When creating a content marketing plan, it’s important to make sure you’re focused on producing content people are actually looking for — all of the on-page optimization (good meta descriptions, H1s, image tags, etc.) in the world won’t slice you off a piece of the search pie if no one wants what you’re serving. You might rank in first place for “best destination for underwater basketweaving,” but if only one person a month searches for that, you’re not making a big impact on your site’s organic traffic and engagement.
These quick tips can start you in the right direction toward creating articles, videos and slideshows people want to see:
1. Let your own site tell you what’s popular
Dig around in your reporting to see what pages get the most visits for any kind of content (a listing, a landing page, an article, a video, etc.). Whatever it is, create more content on that topic — if a listing for a spa gets more views than any other listing, write a few articles about spa treatments, spa amenities and the best spas in the area.
2. Keep an eye on internal search terms
Here, people will literally tell you what they’re after. Believe them! If you don’t have good content on terms that are most often searched for, put those near the top of your list to invest content in.
If you have access to Google Webmaster Tools, they’ll tell you the top-searched terms that brought traffic to your site from the last 30 days. It’s a short window of time to grasp a real big picture, but you’ll probably see some of the same culprits popping up month after month.
3. Give underperforming pages a boost
Find pages that get lots of views but have high bounce rates. That could mean you’re ranking well on a specific set of keywords (yay!) but that users aren’t getting what they want from your content (boo!).
Find other angles to cover on that same subject and add strong calls to action to see if you can keep visitors around for a few more pages. Say you have a story about waterfalls in a state park that has a high bounce rate. Add content about waterfalls in other state parks and link to listings for them; or add a story about the best hikes in state parks and link to it from your waterfalls story.
4. Do what the in crowd does
Google Trends is a free little tool that can tell you how popular keywords are over time; plot several topics you’re considering against each other to determine which you think might be the better direction to point your limited content resources in. They’ll also give you related terms that are popular, which might send you down a new road all together.
5. Hook up with a resource that has the capability to estimate search volumes

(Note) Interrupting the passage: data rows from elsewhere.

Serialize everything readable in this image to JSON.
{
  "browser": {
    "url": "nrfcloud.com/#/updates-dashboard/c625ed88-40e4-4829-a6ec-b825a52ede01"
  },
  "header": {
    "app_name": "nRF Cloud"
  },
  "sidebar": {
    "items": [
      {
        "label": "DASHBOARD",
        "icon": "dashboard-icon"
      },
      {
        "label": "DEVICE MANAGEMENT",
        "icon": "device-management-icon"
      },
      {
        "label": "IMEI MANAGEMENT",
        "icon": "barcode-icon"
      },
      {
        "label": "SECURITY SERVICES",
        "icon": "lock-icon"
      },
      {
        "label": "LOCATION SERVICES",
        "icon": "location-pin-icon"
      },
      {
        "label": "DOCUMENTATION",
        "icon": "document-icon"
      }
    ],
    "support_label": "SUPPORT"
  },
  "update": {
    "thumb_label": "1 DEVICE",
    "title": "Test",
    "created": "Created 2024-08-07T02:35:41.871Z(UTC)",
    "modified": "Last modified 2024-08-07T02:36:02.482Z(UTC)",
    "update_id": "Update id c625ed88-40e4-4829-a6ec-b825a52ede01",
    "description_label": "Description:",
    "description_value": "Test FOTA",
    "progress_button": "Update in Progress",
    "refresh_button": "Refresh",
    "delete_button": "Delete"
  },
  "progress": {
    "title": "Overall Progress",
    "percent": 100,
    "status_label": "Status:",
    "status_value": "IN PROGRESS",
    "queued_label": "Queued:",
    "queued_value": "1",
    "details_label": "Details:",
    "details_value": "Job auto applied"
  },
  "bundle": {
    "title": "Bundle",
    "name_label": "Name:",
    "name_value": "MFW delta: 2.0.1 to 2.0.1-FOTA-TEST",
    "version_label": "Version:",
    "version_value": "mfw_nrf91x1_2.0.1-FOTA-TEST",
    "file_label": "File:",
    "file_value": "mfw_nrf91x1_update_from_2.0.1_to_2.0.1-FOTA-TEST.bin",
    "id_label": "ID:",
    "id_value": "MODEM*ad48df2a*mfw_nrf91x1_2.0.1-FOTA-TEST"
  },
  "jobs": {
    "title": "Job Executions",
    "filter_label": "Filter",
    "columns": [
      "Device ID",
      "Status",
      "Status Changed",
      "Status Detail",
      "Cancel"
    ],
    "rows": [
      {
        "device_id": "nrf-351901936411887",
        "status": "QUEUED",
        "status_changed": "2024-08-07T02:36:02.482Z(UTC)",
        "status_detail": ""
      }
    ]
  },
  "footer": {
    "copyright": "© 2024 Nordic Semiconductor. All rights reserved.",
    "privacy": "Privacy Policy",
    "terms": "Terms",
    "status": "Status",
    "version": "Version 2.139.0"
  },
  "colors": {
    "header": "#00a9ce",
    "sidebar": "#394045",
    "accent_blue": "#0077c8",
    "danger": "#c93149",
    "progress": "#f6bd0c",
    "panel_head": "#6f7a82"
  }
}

Before you ever start writing, there are tools you can plug keywords into that will give you the number of searches on that topic over a certain timeframe. I might be considering an article on “Italian restaurants in Destination X.” A search-volume estimator might tell me that keyword phrase only gets 10 searches a month. Since that’s not a whole lot of eyeballs, I’ll enter related terms to see if I can find ones with more traffic (e.g., Are people are mostly searching for those kinds of restaurants in a certain neighborhood I could focus on? Are they looking for the best ravioli in town? Are they actually more interested in the best Mexican food in a specific area?).